Position: use rule of thirds, or look to place your camera in a prominent place to capture the best focal point you're trying to convey.
Focus: Learn to use Depth of Field to blur out other aspects in front of or behind your focal point.
Blur: If you want to get tricky you can play with slower shutter speeds to blur surrounding objects. This works well if your object or its background isn't moving.
Size: Making your focal point larger is not the only way to make it more promiment, but it certainly helps.
Color: Using contrasting colors can also be a way of setting your interest point apart from its surroundings
Shape: Similary contrasting shapes and textures can make your object standout, especially patterns that are repeated around an object.
Here are a few examples. I have gotten a teeny tiny better at making focal point a priority in my photos, as I hope you can tell from these horrible, not so good and maybe a tiny bit better examples.

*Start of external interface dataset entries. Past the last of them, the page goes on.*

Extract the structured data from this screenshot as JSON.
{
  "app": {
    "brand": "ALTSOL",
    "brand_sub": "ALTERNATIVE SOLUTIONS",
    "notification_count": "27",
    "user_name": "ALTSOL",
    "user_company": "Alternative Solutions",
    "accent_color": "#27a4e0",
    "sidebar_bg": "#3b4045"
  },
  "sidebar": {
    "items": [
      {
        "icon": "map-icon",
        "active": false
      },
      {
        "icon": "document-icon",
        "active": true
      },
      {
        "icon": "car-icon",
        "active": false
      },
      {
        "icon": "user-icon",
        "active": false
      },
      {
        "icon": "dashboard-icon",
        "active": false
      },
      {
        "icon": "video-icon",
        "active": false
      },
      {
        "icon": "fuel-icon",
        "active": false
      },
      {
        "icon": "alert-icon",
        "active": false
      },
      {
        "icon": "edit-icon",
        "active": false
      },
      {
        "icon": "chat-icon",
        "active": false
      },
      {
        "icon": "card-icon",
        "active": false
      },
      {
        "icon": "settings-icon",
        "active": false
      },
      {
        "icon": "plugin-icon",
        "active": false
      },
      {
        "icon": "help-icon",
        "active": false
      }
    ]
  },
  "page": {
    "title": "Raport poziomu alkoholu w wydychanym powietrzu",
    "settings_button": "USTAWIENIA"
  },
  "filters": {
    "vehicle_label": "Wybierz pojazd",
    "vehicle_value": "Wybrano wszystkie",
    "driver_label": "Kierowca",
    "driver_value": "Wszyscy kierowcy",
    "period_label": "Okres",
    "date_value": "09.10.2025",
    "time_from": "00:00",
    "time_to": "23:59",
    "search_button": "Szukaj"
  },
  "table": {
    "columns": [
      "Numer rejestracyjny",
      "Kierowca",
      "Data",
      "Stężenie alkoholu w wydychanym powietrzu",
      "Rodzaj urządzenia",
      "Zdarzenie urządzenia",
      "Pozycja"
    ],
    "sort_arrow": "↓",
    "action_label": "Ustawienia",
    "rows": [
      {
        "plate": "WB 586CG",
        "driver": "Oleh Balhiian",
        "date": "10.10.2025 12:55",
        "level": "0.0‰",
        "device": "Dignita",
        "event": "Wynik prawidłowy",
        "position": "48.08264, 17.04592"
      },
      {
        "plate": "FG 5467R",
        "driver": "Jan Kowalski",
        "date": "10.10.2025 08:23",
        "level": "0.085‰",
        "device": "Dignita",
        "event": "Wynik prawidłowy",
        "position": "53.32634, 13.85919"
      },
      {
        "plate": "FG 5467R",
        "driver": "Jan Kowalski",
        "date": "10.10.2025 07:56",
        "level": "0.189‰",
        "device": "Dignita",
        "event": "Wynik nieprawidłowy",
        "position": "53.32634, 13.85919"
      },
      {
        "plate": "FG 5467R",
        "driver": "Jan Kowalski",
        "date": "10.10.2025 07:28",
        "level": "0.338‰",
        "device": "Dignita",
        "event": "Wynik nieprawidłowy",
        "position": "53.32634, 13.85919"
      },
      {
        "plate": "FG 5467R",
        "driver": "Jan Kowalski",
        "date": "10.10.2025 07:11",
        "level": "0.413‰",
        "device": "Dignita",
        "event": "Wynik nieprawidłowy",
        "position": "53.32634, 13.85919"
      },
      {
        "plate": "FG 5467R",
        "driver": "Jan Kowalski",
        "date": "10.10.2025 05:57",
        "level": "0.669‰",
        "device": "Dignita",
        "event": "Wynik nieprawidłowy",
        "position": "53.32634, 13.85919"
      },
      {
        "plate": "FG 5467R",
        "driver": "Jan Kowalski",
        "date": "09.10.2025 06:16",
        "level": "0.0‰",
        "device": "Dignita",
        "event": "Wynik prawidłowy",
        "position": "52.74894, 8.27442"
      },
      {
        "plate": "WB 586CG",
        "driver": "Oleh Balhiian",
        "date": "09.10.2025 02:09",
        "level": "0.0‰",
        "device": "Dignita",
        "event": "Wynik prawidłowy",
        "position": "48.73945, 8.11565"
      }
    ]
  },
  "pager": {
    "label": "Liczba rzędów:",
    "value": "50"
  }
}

While the flowers may look a little droopy and sad,
the focus of the pic still draws you into them and the table setting in general.
This is a photo where I purposely focused on the pumpkin
on the right to capture the scaley and textured details.